Tomorrow, President Trump will speak publicly about the status of Jerusalem. During the campaign, he promised to move the U.S. Embassy from Tel Aviv to Israel’s capital, which is required by law unless the president issues a waiver on national security grounds–as every president has done since the law was passed. Apparently “U.S. officials” are telling reporters that Trump will say Jerusalem is Israel’s capital, a much more modest step that nevertheless is causing consternation. The Associated Press, for example, headlines: “Trump forges ahead on Jerusalem-as-capital despite warnings.” Is that a classic AP headline, or what? There is no doubt about whose side the AP is on! As always, it isn’t Trump’s.
President Donald Trump forged ahead Tuesday with plans to recognize Jerusalem as Israel’s capital despite intense Arab, Muslim and European opposition to a move that would upend decades of U.S. policy and risk potentially violent protests.
Trump also told the leaders of the Palestinian Authority and Jordan in phone calls that he intends to move the U.S. Embassy in Israel from Tel Aviv to Jerusalem. It remains unclear, however, when he might take that physical step, which is required by U.S. law but has been waived on national security grounds for more than two decades.
U.S. officials familiar with his planning said he would declare Jerusalem as Israel’s capital, a rhetorical volley that could have its own dangerous consequences.
The hand-wringing continues for another 18 paragraphs. The Associated Press apparently considers leaders of the Arab world the definitive authorities on the location of Israel’s capital:
Any U.S. declaration on Jerusalem’s status, ahead of a peace deal, “would harm peace negotiation process and escalate tension in the region,” Saudi Arabia’s King Salman told Trump Tuesday, according to a Saudi readout of their telephone conversation. Declaring Jerusalem as Israel’s capital, the king said, “would constitute a flagrant provocation to all Muslims, all over the world.”
Ahmed Aboul-Gheit, the head of the Arab League, urged the U.S. to reconsider any recognition of Jerusalem as Israel’s capital, warning of “repercussions.” Turkish President Recep Tayyip Erdogan told his Parliament such recognition was a “red line” and that Turkey could respond by cutting diplomatic ties with Israel.
One is tempted to say that the Arabs are entitled to their opinions, but even that isn’t correct. The location of Israel’s capital is a question of fact, not opinion, and it is up to Israel. The Arabs may not like it, but Jerusalem is Israel’s capital: the Knesset is in Jerusalem, the Supreme Court is in Jerusalem, the Prime Minister’s office and official residence are in Jerusalem, the Ministry of Foreign Affairs and most other government offices are in Jerusalem. To deny that Jerusalem is the capital of Israel is as silly as denying that Paris is the capital of France.
The Arabs have been indulged in their demands, even when those demands are delusional, for far too long.
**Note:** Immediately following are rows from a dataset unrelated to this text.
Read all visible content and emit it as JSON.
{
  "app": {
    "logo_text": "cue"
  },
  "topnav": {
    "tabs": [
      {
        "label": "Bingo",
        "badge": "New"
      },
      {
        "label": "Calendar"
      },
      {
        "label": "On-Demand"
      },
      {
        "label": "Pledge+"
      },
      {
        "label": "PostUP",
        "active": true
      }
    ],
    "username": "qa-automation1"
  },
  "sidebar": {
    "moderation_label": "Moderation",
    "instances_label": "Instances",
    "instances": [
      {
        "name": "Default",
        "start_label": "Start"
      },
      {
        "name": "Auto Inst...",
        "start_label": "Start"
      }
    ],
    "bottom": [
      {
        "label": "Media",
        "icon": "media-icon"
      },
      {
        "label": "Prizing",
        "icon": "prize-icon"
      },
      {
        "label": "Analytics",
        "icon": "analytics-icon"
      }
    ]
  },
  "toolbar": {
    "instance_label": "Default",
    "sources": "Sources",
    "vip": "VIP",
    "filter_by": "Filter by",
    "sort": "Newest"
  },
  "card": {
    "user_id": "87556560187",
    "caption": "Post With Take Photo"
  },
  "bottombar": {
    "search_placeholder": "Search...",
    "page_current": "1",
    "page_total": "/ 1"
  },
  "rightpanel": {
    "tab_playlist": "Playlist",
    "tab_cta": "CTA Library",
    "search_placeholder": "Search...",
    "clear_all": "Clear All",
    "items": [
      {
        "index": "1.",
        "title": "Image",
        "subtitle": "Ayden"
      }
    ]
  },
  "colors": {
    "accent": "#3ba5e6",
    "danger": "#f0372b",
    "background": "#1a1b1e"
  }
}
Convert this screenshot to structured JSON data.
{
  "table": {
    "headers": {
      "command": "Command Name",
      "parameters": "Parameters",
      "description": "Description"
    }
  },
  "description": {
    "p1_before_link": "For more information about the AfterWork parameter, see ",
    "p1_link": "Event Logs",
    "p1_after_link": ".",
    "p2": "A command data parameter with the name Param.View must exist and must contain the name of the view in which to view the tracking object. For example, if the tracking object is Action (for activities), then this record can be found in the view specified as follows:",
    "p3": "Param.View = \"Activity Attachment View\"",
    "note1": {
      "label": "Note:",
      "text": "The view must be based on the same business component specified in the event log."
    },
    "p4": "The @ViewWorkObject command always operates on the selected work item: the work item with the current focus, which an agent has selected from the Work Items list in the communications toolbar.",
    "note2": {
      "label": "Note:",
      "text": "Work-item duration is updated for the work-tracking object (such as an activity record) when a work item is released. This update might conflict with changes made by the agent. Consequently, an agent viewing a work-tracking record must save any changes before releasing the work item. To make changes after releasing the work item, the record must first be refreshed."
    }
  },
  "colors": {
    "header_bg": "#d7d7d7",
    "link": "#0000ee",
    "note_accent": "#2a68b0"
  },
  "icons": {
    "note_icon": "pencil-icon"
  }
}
The least President Trump can do is to acknowledge the reality that Jerusalem is the capital of Israel. It would help, too, if the Associated Press and other news outlets would do the same.